Let’s walk this back for a minute. For those still catching up in the finances in the NHL, COVID basically led to the NHL borrowing from escrow to cover its bills when fans weren’t allowed in seats and games were cancelled. The biggest part of those bills was player salaries — the players collectively received well above their collectively bargained 50 percent of hockey-related revenue (HRR) because of the pandemic, and thus went into debt to the owners.

So, for the next couple years — even as new television deals in the United States and Canada were introduced and the league brought on new sponsors — the cap has stayed relatively flat. This season, the ceiling went up $1 million to $82.5 million, which was a good thing.

Back in early July, Bettman told “The Power Play” show on the NHL’s Sirius/XM network that the cap was going to stay relatively flat for the next couple years. At that time, Bettman estimated the cap might start going back up more rapidly in 2025. That target was in line with what NHL Players’ Association Executive Director Donald Fehr told Elliotte Friedman for SportsNet in April.

A slow climb would actually help teams like the Blackhawks that have relatively low salary commitments for the next 2-3 years. As we’ve discussed here at length, the Blackhawks do not have a single forward on their NHL roster under contract for more than two more years; by the summer of 2024, the entire forward group will either be gone or need a new contract.

This news from Bettman that revenues have increased to dramatically and quickly that the cap could (again, could) go up $4 million for next season is enormous.

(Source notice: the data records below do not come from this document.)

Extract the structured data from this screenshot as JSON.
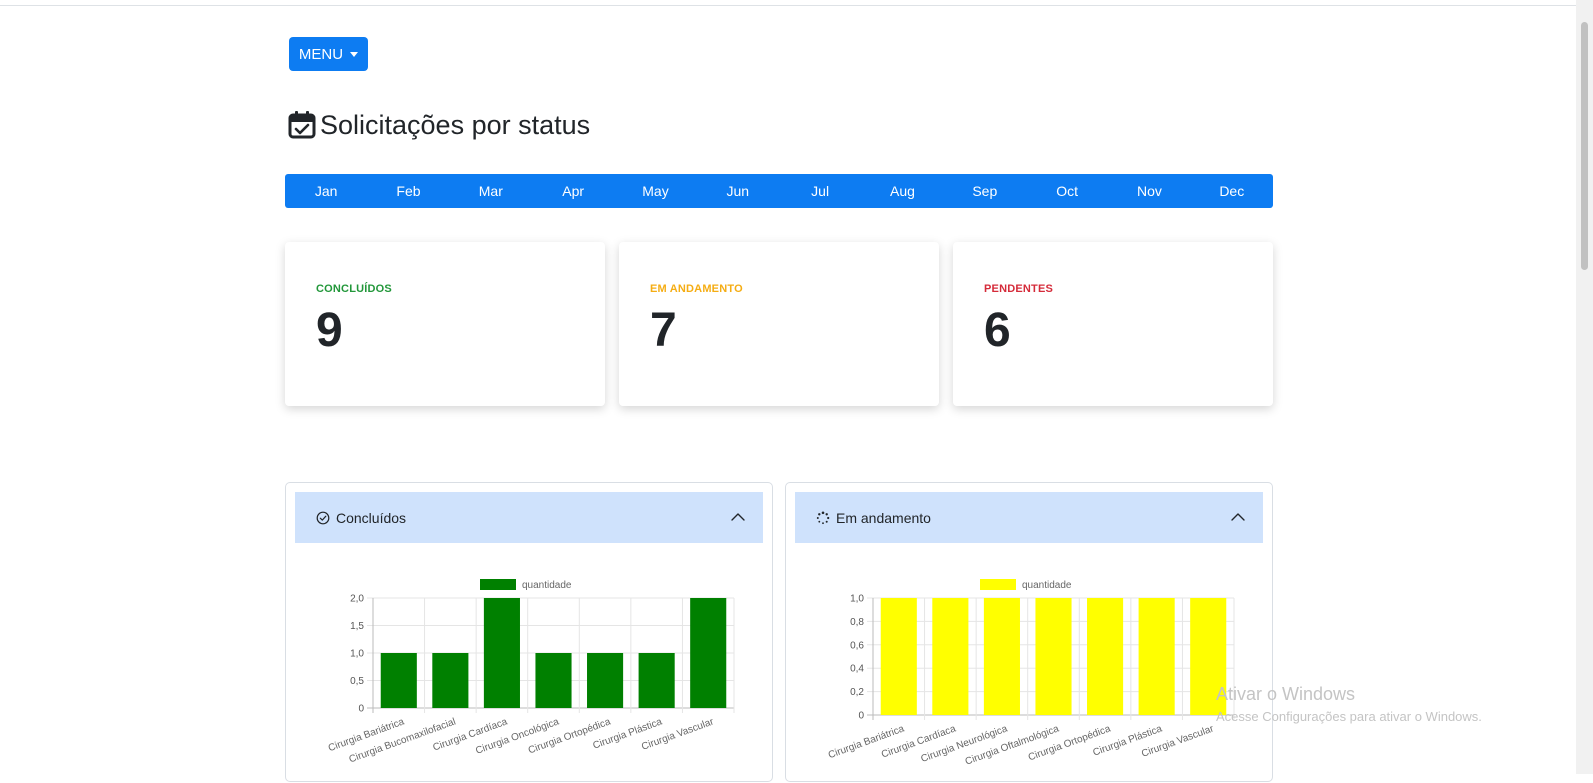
{
  "menu": {
    "label": "MENU"
  },
  "page": {
    "title": "Solicitações por status"
  },
  "months": [
    "Jan",
    "Feb",
    "Mar",
    "Apr",
    "May",
    "Jun",
    "Jul",
    "Aug",
    "Sep",
    "Oct",
    "Nov",
    "Dec"
  ],
  "stats": [
    {
      "label": "CONCLUÍDOS",
      "value": "9",
      "color": "#22973a"
    },
    {
      "label": "EM ANDAMENTO",
      "value": "7",
      "color": "#f5ad14"
    },
    {
      "label": "PENDENTES",
      "value": "6",
      "color": "#d52b3a"
    }
  ],
  "panels": [
    {
      "title": "Concluídos",
      "icon": "check-circle-icon"
    },
    {
      "title": "Em andamento",
      "icon": "spinner-icon"
    }
  ],
  "watermark": {
    "line1": "Ativar o Windows",
    "line2": "Acesse Configurações para ativar o Windows."
  },
  "chart_data": [
    {
      "type": "bar",
      "legend": [
        "quantidade"
      ],
      "categories": [
        "Cirurgia Bariátrica",
        "Cirurgia Bucomaxilofacial",
        "Cirurgia Cardíaca",
        "Cirurgia Oncológica",
        "Cirurgia Ortopédica",
        "Cirurgia Plástica",
        "Cirurgia Vascular"
      ],
      "series": [
        {
          "name": "quantidade",
          "values": [
            1,
            1,
            2,
            1,
            1,
            1,
            2
          ],
          "color": "#008000"
        }
      ],
      "ylim": [
        0,
        2
      ],
      "yticks": [
        "0",
        "0,5",
        "1,0",
        "1,5",
        "2,0"
      ],
      "grid": true,
      "legend_position": "top"
    },
    {
      "type": "bar",
      "legend": [
        "quantidade"
      ],
      "categories": [
        "Cirurgia Bariátrica",
        "Cirurgia Cardíaca",
        "Cirurgia Neurológica",
        "Cirurgia Oftalmológica",
        "Cirurgia Ortopédica",
        "Cirurgia Plástica",
        "Cirurgia Vascular"
      ],
      "series": [
        {
          "name": "quantidade",
          "values": [
            1,
            1,
            1,
            1,
            1,
            1,
            1
          ],
          "color": "#ffff00"
        }
      ],
      "ylim": [
        0,
        1
      ],
      "yticks": [
        "0",
        "0,2",
        "0,4",
        "0,6",
        "0,8",
        "1,0"
      ],
      "grid": true,
      "legend_position": "top"
    }
  ]
}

In a way, it could hurt the Blackhawks’ rebuild. If teams don’t need to dump salary because of one more year of slow cap growth, the Hawks’ cap space being used to bring in additional assets (see Dickinson, Jason).

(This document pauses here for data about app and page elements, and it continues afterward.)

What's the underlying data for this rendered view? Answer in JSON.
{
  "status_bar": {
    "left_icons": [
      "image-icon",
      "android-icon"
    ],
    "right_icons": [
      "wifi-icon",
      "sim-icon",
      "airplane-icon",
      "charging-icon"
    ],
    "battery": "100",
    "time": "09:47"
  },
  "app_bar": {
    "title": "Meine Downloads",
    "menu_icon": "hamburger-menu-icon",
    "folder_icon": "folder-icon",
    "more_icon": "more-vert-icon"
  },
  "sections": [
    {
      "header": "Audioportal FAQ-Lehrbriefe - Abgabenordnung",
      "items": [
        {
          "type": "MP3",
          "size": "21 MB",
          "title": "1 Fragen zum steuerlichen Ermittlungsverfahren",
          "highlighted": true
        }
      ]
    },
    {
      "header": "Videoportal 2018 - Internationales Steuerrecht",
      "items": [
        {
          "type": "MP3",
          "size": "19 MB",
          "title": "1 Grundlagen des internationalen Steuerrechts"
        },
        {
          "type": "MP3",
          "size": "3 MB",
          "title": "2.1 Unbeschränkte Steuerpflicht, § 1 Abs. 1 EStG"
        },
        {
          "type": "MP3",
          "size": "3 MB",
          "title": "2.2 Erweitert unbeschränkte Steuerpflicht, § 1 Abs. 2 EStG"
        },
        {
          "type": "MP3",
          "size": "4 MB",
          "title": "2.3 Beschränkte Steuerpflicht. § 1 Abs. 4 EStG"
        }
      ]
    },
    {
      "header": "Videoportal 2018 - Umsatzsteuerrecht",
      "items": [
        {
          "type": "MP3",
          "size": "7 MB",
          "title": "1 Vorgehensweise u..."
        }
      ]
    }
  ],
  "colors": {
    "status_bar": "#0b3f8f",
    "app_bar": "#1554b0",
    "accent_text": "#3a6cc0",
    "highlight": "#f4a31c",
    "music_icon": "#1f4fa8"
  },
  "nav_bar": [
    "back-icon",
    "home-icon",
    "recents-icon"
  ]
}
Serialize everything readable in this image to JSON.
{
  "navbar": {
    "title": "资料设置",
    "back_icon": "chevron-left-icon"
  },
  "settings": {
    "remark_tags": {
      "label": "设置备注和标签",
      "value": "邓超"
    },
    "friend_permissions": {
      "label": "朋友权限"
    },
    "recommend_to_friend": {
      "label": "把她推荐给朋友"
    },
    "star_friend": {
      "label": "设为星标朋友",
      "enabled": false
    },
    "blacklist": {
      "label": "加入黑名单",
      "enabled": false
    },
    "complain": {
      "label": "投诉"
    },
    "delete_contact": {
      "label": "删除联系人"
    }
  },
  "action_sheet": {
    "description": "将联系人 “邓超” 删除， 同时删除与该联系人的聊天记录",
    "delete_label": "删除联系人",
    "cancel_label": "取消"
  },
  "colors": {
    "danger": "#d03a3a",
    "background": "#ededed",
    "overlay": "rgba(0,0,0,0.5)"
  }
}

However, when NHL Deputy Commissioner Bill Daly shared some cap figures at the end of September, I wrote about the Blackhawks potentially having an absurd amount of cap space to play with as soon as 2024. Based on the numbers circulated by Daly less than one month ago, an assumed $4-5 million increase in 2024-25 would be followed by another significant increase to $92 million — a number that’s $9.5 million more than the salary cap in the current season.

But this new revelation from Bettman could remove one full year from those estimates, and push that $92 million number up to the 2024-25 season. And, again, as I wrote at the end of September, the Blackhawks have three NHL contracts carrying a combined cap hit of $17.9 million on the books for that season.

So, let’s get those calculators out again…

If the salary cap goes up by the potential $4 million next year to $86.5 million, and (according to CapFriendly) the Blackhawks have around $45-46 million in salaries on their current payroll rolling over to next season (including some call-ups like Lukas Reichel, Alex Vlasic and possibly Isaak Phillips), that would leave general manager Kyle Davidson with around $40 million in cap space.

So a big jump in the cap would be a double-edged sword for the Blackhawks. Other teams wouldn’t need to dump salary, thus limiting the Blackhawks’ ability to weaponize their cap space. But if ownership gives Davidson the green light to spend, Chicago could have an outlandish amount of money available.

Again, there’s still a chance the cap only goes up $1 million this summer because the escrow debt isn’t paid off in full. But if Bettman is willing to put this out there in front of a microphone — when we consider how fiscally conservative he’s been in the past — there has to be a strong chance of it actually happening.



Author: Tab Bamford

Tab is the Lead Blackhawks voice for BN. He is the author of two books about the Blackhawks, most recently "Chicago Blackhawks: An Illustrated Timeline" (Reedy Press, 2021). Find him on Twitter at @The1Tab